The response must contain every line from the records below that has "Automatic".
━━ INPUT RECORDS
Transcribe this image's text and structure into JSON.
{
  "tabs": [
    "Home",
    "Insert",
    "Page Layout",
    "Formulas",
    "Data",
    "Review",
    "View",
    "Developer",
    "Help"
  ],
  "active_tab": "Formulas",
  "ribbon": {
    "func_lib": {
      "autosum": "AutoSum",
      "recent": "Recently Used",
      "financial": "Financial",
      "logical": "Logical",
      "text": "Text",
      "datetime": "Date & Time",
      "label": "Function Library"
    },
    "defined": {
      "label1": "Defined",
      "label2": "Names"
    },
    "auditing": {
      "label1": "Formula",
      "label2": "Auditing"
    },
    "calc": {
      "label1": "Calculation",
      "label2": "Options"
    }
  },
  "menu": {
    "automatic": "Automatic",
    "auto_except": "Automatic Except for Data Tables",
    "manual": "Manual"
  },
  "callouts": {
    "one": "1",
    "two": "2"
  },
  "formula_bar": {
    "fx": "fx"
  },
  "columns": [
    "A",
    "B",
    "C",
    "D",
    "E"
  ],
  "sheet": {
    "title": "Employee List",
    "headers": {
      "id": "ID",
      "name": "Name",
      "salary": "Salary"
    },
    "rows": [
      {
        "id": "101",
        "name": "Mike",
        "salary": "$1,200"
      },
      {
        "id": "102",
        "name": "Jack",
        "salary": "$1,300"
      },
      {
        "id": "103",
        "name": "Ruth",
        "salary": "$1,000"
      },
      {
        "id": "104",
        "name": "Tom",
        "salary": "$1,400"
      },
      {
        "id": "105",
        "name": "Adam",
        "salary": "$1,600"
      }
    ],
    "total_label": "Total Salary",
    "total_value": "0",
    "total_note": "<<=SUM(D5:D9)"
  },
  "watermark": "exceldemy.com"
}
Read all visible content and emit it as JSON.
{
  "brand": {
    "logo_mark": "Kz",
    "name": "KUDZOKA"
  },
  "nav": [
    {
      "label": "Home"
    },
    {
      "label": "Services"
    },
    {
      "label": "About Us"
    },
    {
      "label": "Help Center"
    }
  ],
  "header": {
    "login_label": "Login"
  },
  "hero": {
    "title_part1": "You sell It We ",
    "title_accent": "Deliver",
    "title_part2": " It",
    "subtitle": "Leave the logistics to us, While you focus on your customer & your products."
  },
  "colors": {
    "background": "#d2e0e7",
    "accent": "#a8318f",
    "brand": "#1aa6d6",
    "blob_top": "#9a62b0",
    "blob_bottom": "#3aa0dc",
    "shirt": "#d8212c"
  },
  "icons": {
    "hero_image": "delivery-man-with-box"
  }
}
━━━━
■ **OUTPUT FOR THIS TASK**
    "automatic": "Automatic",
    "auto_except": "Automatic Except for Data Tables",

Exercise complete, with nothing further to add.